There are two ways that Wednesday's debate between President Obama and his Republican challenger, Mitt Romney, could change the course of the presidential campaign.
One would be for Romney to find an effective way to frame his pitch to voters, one that erases the impression that he's out of touch with anyone who doesn't own a Rolex.
The other is for Obama to stumble into a mistake: a bout of prickly defensiveness about his disappointing economic record, or even an ill-timed sigh.
The bad news for Romney, who's trailing at least slightly in every major poll, is that he probably needs both — a brilliant performance on his part and a stumble on Obama's.
The good news for the Republican candidate is that both are possible. The history of recent debates that pit an incumbent president against an opposition challenger yields a striking pattern: The challenger often wins, at least on the stage.
In 1976, Gerald Ford lost in his debates to challenger Jimmy Carter; four years later, Carter lost in his to Ronald Reagan. In 1984, Reagan stumbled in his first debate against challenger Walter F. Mondale. In 1992, George H.W. Bush was badly wounded in debates by the upstart Bill Clinton. And in 2004, George W. Bush turned in an uneven performance against challenger John F. Kerry.
The debates alone didn't determine the outcome of those elections; Reagan and the younger Bush won second terms despite their lackluster performances. But they illustrate a basic fact about presidential debates: They give the challenger a chance to erase any stature gap between the leader of the free world and the mere politician who wants his job.
Both candidates are on an equal footing; there's no presidential seal, no "Hail to the Chief." And the challenger has usually had more recent debate experience in his party's primaries, as Romney did this year.
History also reveals another strange thing about debates: We remember them mostly for the errors candidates make, not for any eloquence they achieve.

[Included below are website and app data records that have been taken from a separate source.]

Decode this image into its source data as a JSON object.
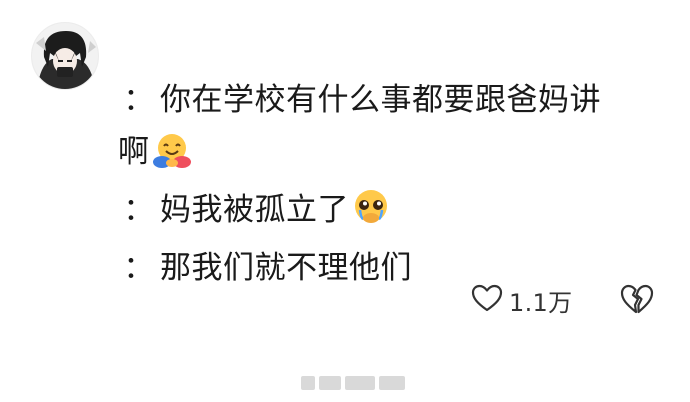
{
  "comment": {
    "lines": [
      {
        "prefix": "：",
        "text": "你在学校有什么事都要跟爸妈讲"
      },
      {
        "prefix": "",
        "text": "啊",
        "emoji": "hugging-face-emoji"
      },
      {
        "prefix": "：",
        "text": "妈我被孤立了",
        "emoji": "pleading-face-emoji"
      },
      {
        "prefix": "：",
        "text": "那我们就不理他们"
      }
    ]
  },
  "actions": {
    "like_icon": "heart-outline-icon",
    "like_count": "1.1万",
    "dislike_icon": "broken-heart-icon"
  },
  "colors": {
    "text": "#1a1a1a",
    "icon": "#333333",
    "background": "#ffffff"
  }
}
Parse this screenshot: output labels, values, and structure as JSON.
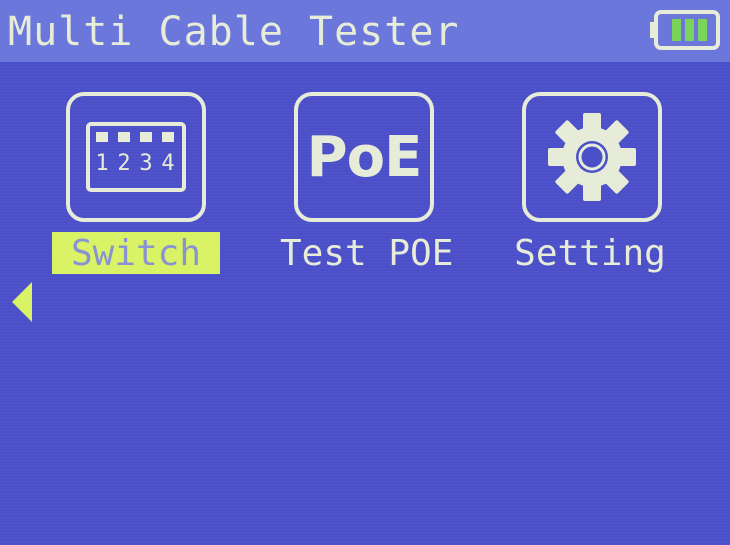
{
  "header": {
    "title": "Multi Cable Tester"
  },
  "battery": {
    "icon": "battery-icon",
    "level_bars": 3,
    "fill_color": "#7bd35a"
  },
  "menu": {
    "items": [
      {
        "label": "Switch",
        "icon": "switch-ports-icon",
        "ports": [
          "1",
          "2",
          "3",
          "4"
        ],
        "selected": true
      },
      {
        "label": "Test POE",
        "icon": "poe-icon",
        "icon_text": "PoE",
        "selected": false
      },
      {
        "label": "Setting",
        "icon": "gear-icon",
        "selected": false
      }
    ]
  },
  "nav": {
    "left_icon": "left-arrow-icon"
  },
  "colors": {
    "background": "#4b4fc8",
    "header": "#6c77dc",
    "foreground": "#e6ecd8",
    "highlight": "#d9f266"
  }
}
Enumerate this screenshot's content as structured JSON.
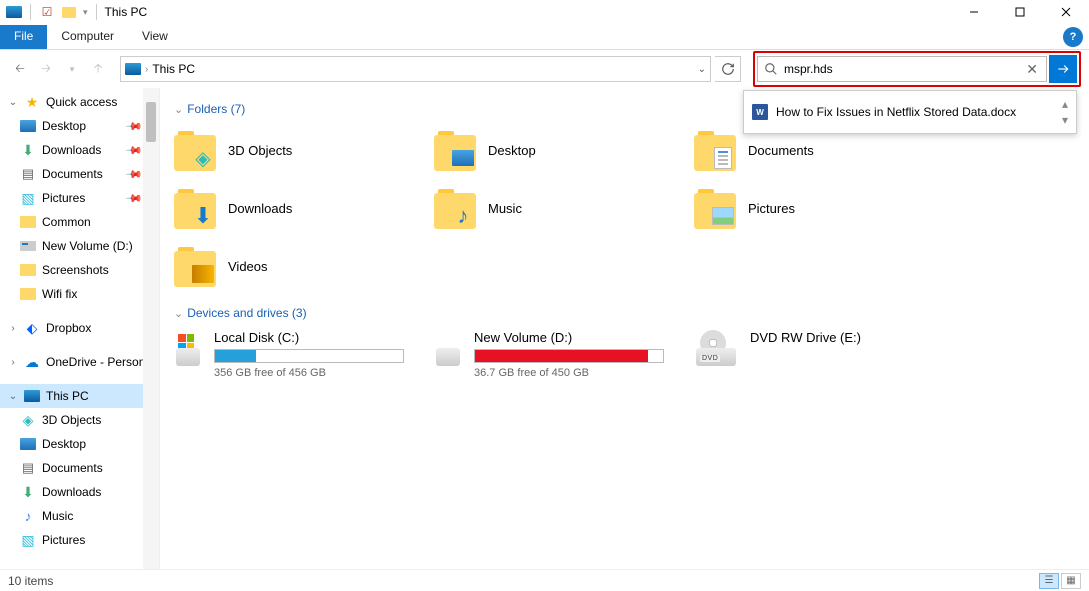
{
  "window": {
    "title": "This PC"
  },
  "ribbon": {
    "file": "File",
    "computer": "Computer",
    "view": "View"
  },
  "address": {
    "location": "This PC"
  },
  "search": {
    "value": "mspr.hds",
    "suggestion": "How to Fix Issues in Netflix Stored Data.docx"
  },
  "sidebar": {
    "quick_access": "Quick access",
    "qa_items": [
      {
        "label": "Desktop",
        "pinned": true
      },
      {
        "label": "Downloads",
        "pinned": true
      },
      {
        "label": "Documents",
        "pinned": true
      },
      {
        "label": "Pictures",
        "pinned": true
      },
      {
        "label": "Common",
        "pinned": false
      },
      {
        "label": "New Volume (D:)",
        "pinned": false
      },
      {
        "label": "Screenshots",
        "pinned": false
      },
      {
        "label": "Wifi fix",
        "pinned": false
      }
    ],
    "dropbox": "Dropbox",
    "onedrive": "OneDrive - Personal",
    "this_pc": "This PC",
    "pc_items": [
      {
        "label": "3D Objects"
      },
      {
        "label": "Desktop"
      },
      {
        "label": "Documents"
      },
      {
        "label": "Downloads"
      },
      {
        "label": "Music"
      },
      {
        "label": "Pictures"
      }
    ]
  },
  "content": {
    "folders_header": "Folders (7)",
    "folders": [
      {
        "label": "3D Objects"
      },
      {
        "label": "Desktop"
      },
      {
        "label": "Documents"
      },
      {
        "label": "Downloads"
      },
      {
        "label": "Music"
      },
      {
        "label": "Pictures"
      },
      {
        "label": "Videos"
      }
    ],
    "drives_header": "Devices and drives (3)",
    "drives": [
      {
        "name": "Local Disk (C:)",
        "free": "356 GB free of 456 GB",
        "fill_pct": 22,
        "color": "blue",
        "os": true
      },
      {
        "name": "New Volume (D:)",
        "free": "36.7 GB free of 450 GB",
        "fill_pct": 92,
        "color": "red",
        "os": false
      },
      {
        "name": "DVD RW Drive (E:)",
        "free": "",
        "fill_pct": 0,
        "color": "",
        "dvd": true
      }
    ]
  },
  "statusbar": {
    "count": "10 items"
  }
}
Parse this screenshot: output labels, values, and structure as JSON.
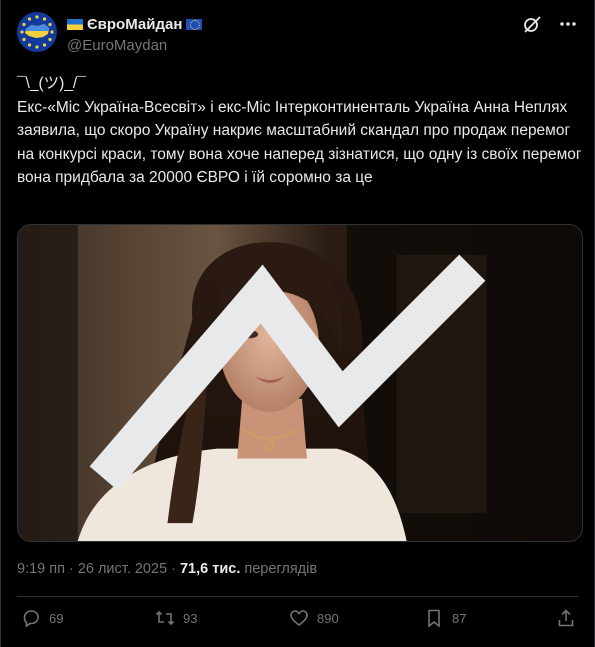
{
  "author": {
    "display_name": "ЄвроМайдан",
    "handle": "@EuroMaydan",
    "avatar_icon": "euromaidan-logo",
    "badges": [
      "ukraine-flag-icon",
      "eu-flag-icon"
    ]
  },
  "header_icons": [
    "grok-icon",
    "more-icon"
  ],
  "tweet": {
    "text": "¯\\_(ツ)_/¯\nЕкс-«Міс Україна-Всесвіт» і екс-Міс Інтерконтиненталь Україна Анна Неплях заявила, що скоро Україну накриє масштабний скандал про продаж перемог на конкурсі краси, тому вона хоче наперед зізнатися, що одну із своїх перемог вона придбала за 20000 ЄВРО і їй соромно за це"
  },
  "media": {
    "type": "image",
    "subject": "woman-with-long-dark-hair",
    "badge_icon": "media-expand-icon"
  },
  "meta": {
    "time": "9:19 пп",
    "separator": "·",
    "date": "26 лист. 2025",
    "views_count": "71,6 тис.",
    "views_label": "переглядів"
  },
  "actions": {
    "replies": "69",
    "reposts": "93",
    "likes": "890",
    "bookmarks": "87"
  },
  "colors": {
    "background": "#000000",
    "text_primary": "#e7e9ea",
    "text_secondary": "#71767b",
    "border": "#2f3336"
  }
}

The most memorable moments — Richard Nixon's sweaty face (1960), Ford's gaffe on Eastern Europe (1976), Michael Dukakis' reaction to the hypothetical rape and murder of his wife (1988), George H.W. Bush's ill-timed glance at his wristwatch (1992) — were all mistakes.
Just four years ago, Obama debated John McCain three times, but hardly anyone remembers a word. The reason? Neither candidate made a serious mistake.
Obama's principal mission Wednesday night is to repeat that kind of error-free performance and protect his lead in the polls. A workmanlike run-through of his positions will suit the Obama campaign fine; no fireworks necessary. Obama's not immune from gaffes; in New Hampshire in 2008, he did himself damage by coldly assuring Hillary Rodham Clinton that she was "likable enough."
Romney, on the other hand, needs to throw the president off his stride. That means an aggressive attack on Obama's shortfalls: the economy's anemic growth, the persistence of 8% unemployment, the repeated failure to achieve a bipartisan budget deal with Congress.
Romney isn't shy about attacking opponents. He was efficient and brutal in primary debates against former House Speaker Newt Gingrich and Texas Gov. Rick Perry (although Perry helped mightily by forgetting his own positions). That will be the easy part.
The more difficult job, for Romney, is finding a way to alter voters' impression that he's uninterested in the travails of common folk — "a plutocrat married to a known equestrian," in the quip of former Mississippi Gov. Haley Barbour, a fellow Republican.
So expect to hear plenty of compassion from a newly moderated Mitt, the New-and-Improved Romney who has been trying to make himself heard over the past month — ever since the appearance of that disastrous videotape expressing his disdain for the 47%.
The New Romney hasn't actually changed any of his positions; that would brand him as a flip-flopper, a mortal sin this late in a campaign. But he has begun describing his positions in ways that might appeal to swing voters, instead of only the confirmed conservatives he focused on before. On taxes, for example, he now emphasizes that he doesn't want new tax breaks for high-income earners, only a tax cut for middle-income families. On healthcare, after demanding the repeal of "Obamacare," Romney now says he'd keep the most popular parts of the law, although only for people who already have insurance.
It would be nice to think Wednesday's debate will deliver a candid, detailed discussion of big issues. I'd love to hear some specifics about how Romney and Obama think they can make the next four years in Washington more productive than the last four, how they would try to forge bipartisan agreements in a Congress that will likely to be just as divided as before.
That would require each candidate to take a risk or two, and so far, they've both been cautious; neither has said anything that would offend his own party's base. But this may be one of Romney's last chances to change the direction of the race. If he wants to do that, he'll need to make this debate interesting.
Follow Doyle McManus on Twitter @DoyleMcManusCopyright © 2014, Los Angeles Times